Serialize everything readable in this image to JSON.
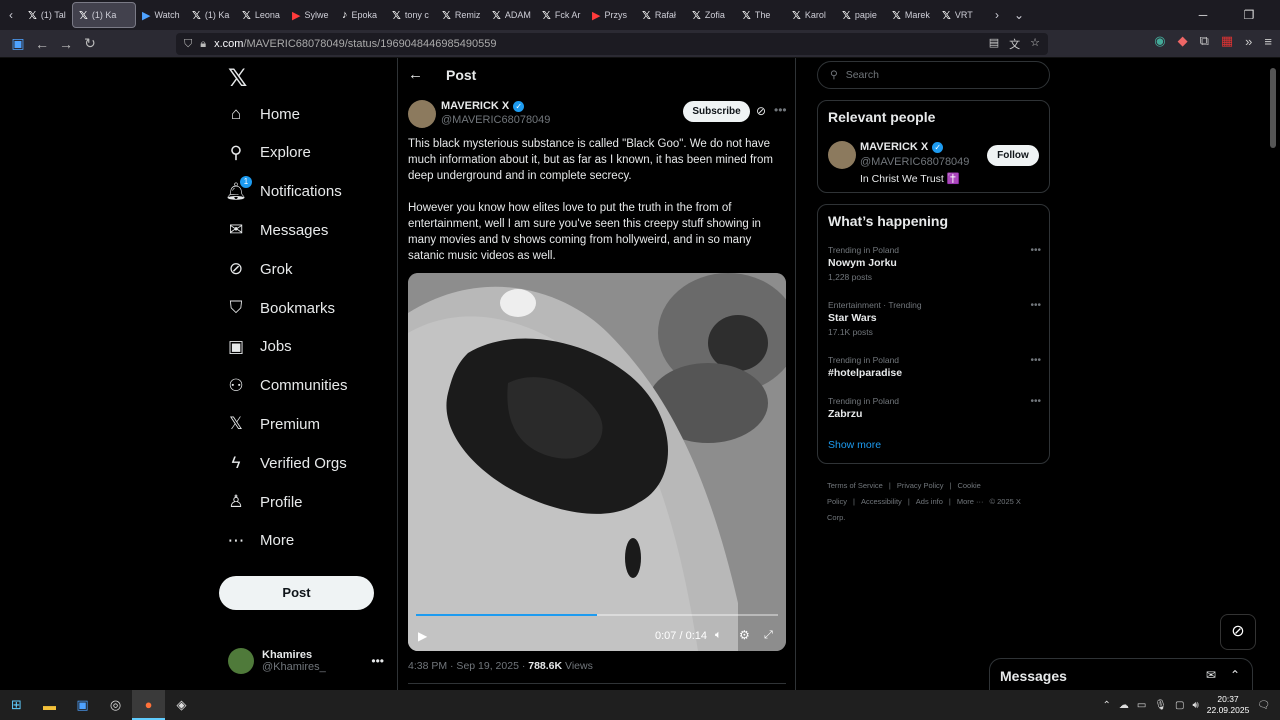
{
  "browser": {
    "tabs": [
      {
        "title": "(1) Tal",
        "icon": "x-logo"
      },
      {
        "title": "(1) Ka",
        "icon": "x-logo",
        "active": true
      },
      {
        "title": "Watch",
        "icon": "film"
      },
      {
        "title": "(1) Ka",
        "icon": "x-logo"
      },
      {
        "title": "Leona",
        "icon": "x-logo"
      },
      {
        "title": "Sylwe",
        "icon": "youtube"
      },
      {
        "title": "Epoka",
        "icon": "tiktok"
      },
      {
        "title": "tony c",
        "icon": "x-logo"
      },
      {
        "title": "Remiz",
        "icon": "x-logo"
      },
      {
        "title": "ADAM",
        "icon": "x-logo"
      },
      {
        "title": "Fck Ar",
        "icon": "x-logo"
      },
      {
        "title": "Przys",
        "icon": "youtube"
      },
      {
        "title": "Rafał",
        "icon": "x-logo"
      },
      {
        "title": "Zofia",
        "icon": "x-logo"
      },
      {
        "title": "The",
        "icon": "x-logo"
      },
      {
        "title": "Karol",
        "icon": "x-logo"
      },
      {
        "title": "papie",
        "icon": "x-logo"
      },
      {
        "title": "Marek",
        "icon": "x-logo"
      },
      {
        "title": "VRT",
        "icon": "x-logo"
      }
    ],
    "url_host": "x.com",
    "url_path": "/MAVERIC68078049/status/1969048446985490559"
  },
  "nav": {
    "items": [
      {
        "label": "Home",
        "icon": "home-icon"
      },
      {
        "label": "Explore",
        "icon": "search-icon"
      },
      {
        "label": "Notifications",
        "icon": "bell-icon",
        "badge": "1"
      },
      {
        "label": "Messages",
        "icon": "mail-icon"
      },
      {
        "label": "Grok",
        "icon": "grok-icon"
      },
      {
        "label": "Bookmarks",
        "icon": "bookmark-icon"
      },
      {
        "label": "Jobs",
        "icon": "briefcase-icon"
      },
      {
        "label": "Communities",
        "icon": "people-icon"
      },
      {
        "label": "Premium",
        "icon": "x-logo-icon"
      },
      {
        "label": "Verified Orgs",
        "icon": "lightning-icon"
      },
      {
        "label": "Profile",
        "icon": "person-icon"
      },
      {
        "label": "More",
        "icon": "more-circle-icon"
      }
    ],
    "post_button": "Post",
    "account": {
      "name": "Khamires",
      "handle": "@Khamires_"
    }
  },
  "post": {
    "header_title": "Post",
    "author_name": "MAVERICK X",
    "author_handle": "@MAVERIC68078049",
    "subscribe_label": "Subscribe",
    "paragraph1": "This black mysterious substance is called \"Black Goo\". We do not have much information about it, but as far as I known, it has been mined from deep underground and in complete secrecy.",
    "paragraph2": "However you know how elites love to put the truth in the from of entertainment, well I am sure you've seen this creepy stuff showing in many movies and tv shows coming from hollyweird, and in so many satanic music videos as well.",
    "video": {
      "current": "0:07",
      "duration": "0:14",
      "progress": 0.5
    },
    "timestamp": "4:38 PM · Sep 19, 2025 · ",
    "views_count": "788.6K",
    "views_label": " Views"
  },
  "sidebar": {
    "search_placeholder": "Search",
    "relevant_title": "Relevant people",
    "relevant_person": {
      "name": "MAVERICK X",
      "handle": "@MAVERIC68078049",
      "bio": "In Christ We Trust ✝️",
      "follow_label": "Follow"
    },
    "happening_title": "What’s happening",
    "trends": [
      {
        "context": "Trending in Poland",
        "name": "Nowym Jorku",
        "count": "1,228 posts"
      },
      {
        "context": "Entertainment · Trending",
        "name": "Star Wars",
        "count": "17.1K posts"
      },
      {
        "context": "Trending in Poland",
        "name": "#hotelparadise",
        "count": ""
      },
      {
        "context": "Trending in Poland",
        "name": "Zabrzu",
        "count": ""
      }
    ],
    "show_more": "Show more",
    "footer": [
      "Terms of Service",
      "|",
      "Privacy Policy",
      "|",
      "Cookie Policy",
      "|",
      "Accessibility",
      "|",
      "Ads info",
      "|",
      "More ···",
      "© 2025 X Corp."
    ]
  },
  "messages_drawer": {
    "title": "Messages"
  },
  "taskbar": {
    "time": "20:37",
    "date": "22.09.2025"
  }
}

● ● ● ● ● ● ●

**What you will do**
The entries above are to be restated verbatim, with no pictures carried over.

**Response to the task**
Serialize everything readable in this image to JSON.
{
  "browser": {
    "tabs": [
      {
        "title": "(1) Tal",
        "icon": "x-logo"
      },
      {
        "title": "(1) Ka",
        "icon": "x-logo",
        "active": true
      },
      {
        "title": "Watch",
        "icon": "film"
      },
      {
        "title": "(1) Ka",
        "icon": "x-logo"
      },
      {
        "title": "Leona",
        "icon": "x-logo"
      },
      {
        "title": "Sylwe",
        "icon": "youtube"
      },
      {
        "title": "Epoka",
        "icon": "tiktok"
      },
      {
        "title": "tony c",
        "icon": "x-logo"
      },
      {
        "title": "Remiz",
        "icon": "x-logo"
      },
      {
        "title": "ADAM",
        "icon": "x-logo"
      },
      {
        "title": "Fck Ar",
        "icon": "x-logo"
      },
      {
        "title": "Przys",
        "icon": "youtube"
      },
      {
        "title": "Rafał",
        "icon": "x-logo"
      },
      {
        "title": "Zofia",
        "icon": "x-logo"
      },
      {
        "title": "The",
        "icon": "x-logo"
      },
      {
        "title": "Karol",
        "icon": "x-logo"
      },
      {
        "title": "papie",
        "icon": "x-logo"
      },
      {
        "title": "Marek",
        "icon": "x-logo"
      },
      {
        "title": "VRT",
        "icon": "x-logo"
      }
    ],
    "url_host": "x.com",
    "url_path": "/MAVERIC68078049/status/1969048446985490559"
  },
  "nav": {
    "items": [
      {
        "label": "Home",
        "icon": "home-icon"
      },
      {
        "label": "Explore",
        "icon": "search-icon"
      },
      {
        "label": "Notifications",
        "icon": "bell-icon",
        "badge": "1"
      },
      {
        "label": "Messages",
        "icon": "mail-icon"
      },
      {
        "label": "Grok",
        "icon": "grok-icon"
      },
      {
        "label": "Bookmarks",
        "icon": "bookmark-icon"
      },
      {
        "label": "Jobs",
        "icon": "briefcase-icon"
      },
      {
        "label": "Communities",
        "icon": "people-icon"
      },
      {
        "label": "Premium",
        "icon": "x-logo-icon"
      },
      {
        "label": "Verified Orgs",
        "icon": "lightning-icon"
      },
      {
        "label": "Profile",
        "icon": "person-icon"
      },
      {
        "label": "More",
        "icon": "more-circle-icon"
      }
    ],
    "post_button": "Post",
    "account": {
      "name": "Khamires",
      "handle": "@Khamires_"
    }
  },
  "post": {
    "header_title": "Post",
    "author_name": "MAVERICK X",
    "author_handle": "@MAVERIC68078049",
    "subscribe_label": "Subscribe",
    "paragraph1": "This black mysterious substance is called \"Black Goo\". We do not have much information about it, but as far as I known, it has been mined from deep underground and in complete secrecy.",
    "paragraph2": "However you know how elites love to put the truth in the from of entertainment, well I am sure you've seen this creepy stuff showing in many movies and tv shows coming from hollyweird, and in so many satanic music videos as well.",
    "video": {
      "current": "0:07",
      "duration": "0:14",
      "progress": 0.5
    },
    "timestamp": "4:38 PM · Sep 19, 2025 · ",
    "views_count": "788.6K",
    "views_label": " Views"
  },
  "sidebar": {
    "search_placeholder": "Search",
    "relevant_title": "Relevant people",
    "relevant_person": {
      "name": "MAVERICK X",
      "handle": "@MAVERIC68078049",
      "bio": "In Christ We Trust ✝️",
      "follow_label": "Follow"
    },
    "happening_title": "What’s happening",
    "trends": [
      {
        "context": "Trending in Poland",
        "name": "Nowym Jorku",
        "count": "1,228 posts"
      },
      {
        "context": "Entertainment · Trending",
        "name": "Star Wars",
        "count": "17.1K posts"
      },
      {
        "context": "Trending in Poland",
        "name": "#hotelparadise",
        "count": ""
      },
      {
        "context": "Trending in Poland",
        "name": "Zabrzu",
        "count": ""
      }
    ],
    "show_more": "Show more",
    "footer": [
      "Terms of Service",
      "|",
      "Privacy Policy",
      "|",
      "Cookie Policy",
      "|",
      "Accessibility",
      "|",
      "Ads info",
      "|",
      "More ···",
      "© 2025 X Corp."
    ]
  },
  "messages_drawer": {
    "title": "Messages"
  },
  "taskbar": {
    "time": "20:37",
    "date": "22.09.2025"
  }
}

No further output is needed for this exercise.